Here in the United States, we have apparently been hit by the old Chinese curse. That is to say, we live in interesting times. The world is fraught with tension and violence, and within our own borders, we are collectively agitated and bewildered by our depressing lack of a coherent and functioning political system. International terrorist groups target weekend revelers across the West, and our own children—usually young men—periodically engage in spasms of violence, in which a deranged shooter kills scores of innocent bystanders, usually before offing himself.

There is no point in arguing how we got here. That is for future sociologists and historians to parse, with the benefit of decades of hard data and hindsight. Our goal in the here and now is simply to manage the day-to-day, to do right by our families, to make the best of the world we inhabit, and if we are lucky enough, to help—even incrementally—to make the world a better place. Part of our job is to simply survive. We have to adapt to the world around us, be cognizant of the threats, and do what we can to mitigate them.

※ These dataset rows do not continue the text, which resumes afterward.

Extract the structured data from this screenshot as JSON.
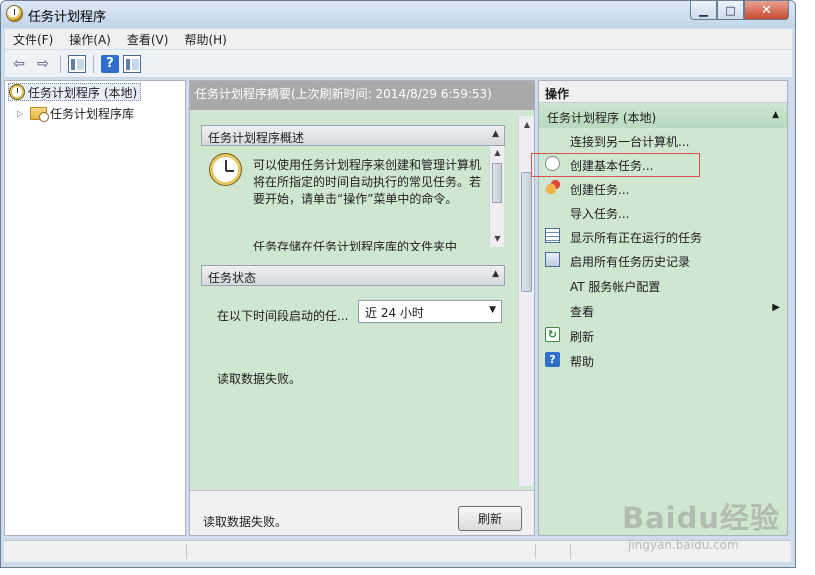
{
  "window": {
    "title": "任务计划程序",
    "buttons": {
      "minimize": "▁",
      "maximize": "□",
      "close": "✕"
    }
  },
  "menubar": {
    "items": [
      "文件(F)",
      "操作(A)",
      "查看(V)",
      "帮助(H)"
    ]
  },
  "toolbar": {
    "icons": [
      "back-arrow-icon",
      "forward-arrow-icon",
      "show-hide-tree-icon",
      "help-icon",
      "show-hide-action-pane-icon"
    ],
    "back_glyph": "⇦",
    "forward_glyph": "⇨",
    "help_glyph": "?"
  },
  "tree": {
    "root_label": "任务计划程序 (本地)",
    "child_label": "任务计划程序库",
    "expander": "▷"
  },
  "center": {
    "header": "任务计划程序摘要(上次刷新时间: 2014/8/29 6:59:53)",
    "overview": {
      "title": "任务计划程序概述",
      "text": "可以使用任务计划程序来创建和管理计算机将在所指定的时间自动执行的常见任务。若要开始，请单击“操作”菜单中的命令。",
      "text_partial": "任务存储在任务计划程序库的文件夹中"
    },
    "status": {
      "title": "任务状态",
      "filter_label": "在以下时间段启动的任...",
      "filter_value": "近 24 小时",
      "error": "读取数据失败。"
    },
    "footer": {
      "message": "读取数据失败。",
      "refresh_label": "刷新"
    },
    "glyphs": {
      "up": "▲",
      "down": "▼"
    }
  },
  "actions": {
    "title": "操作",
    "group_label": "任务计划程序 (本地)",
    "items": [
      {
        "label": "连接到另一台计算机...",
        "icon": "none"
      },
      {
        "label": "创建基本任务...",
        "icon": "clock-document-icon"
      },
      {
        "label": "创建任务...",
        "icon": "clock-star-icon"
      },
      {
        "label": "导入任务...",
        "icon": "none"
      },
      {
        "label": "显示所有正在运行的任务",
        "icon": "task-list-icon"
      },
      {
        "label": "启用所有任务历史记录",
        "icon": "history-icon"
      },
      {
        "label": "AT 服务帐户配置",
        "icon": "none"
      },
      {
        "label": "查看",
        "icon": "none",
        "submenu": "▶"
      },
      {
        "label": "刷新",
        "icon": "refresh-icon"
      },
      {
        "label": "帮助",
        "icon": "help-icon"
      }
    ]
  },
  "watermark": {
    "brand": "Baidu经验",
    "url": "jingyan.baidu.com"
  },
  "colors": {
    "pane_green": "#cfe6d0",
    "group_green": "#b9dbbf",
    "highlight_red": "#d9534a",
    "header_gray": "#a9a9a9"
  }
}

This author has addressed the possibility of various attack scenarios playing out here in the United States—here, here, and here—and has also provided some ways that one can help him or herself survive a mass shooting. Following on these hopefully helpful missives, it is now time to think about making yourself a go bag to maximize your chances of successfully surviving a man-made or natural disaster.

A go bag (I have no idea from where the name originates) is also known as a bug-out bag, or an E&E (escape and evasion) kit. There are probably countless other names by which it is known, but you get the point. It is a small to medium-size bag that is at your disposal whenever you might need it. Whether it be a terrorist attack on the scale of Paris or 9/11, or a workplace shooting, or even the zombie apocalypse, this bag will keep you alive and well for a short duration—ideally until the situation settles down.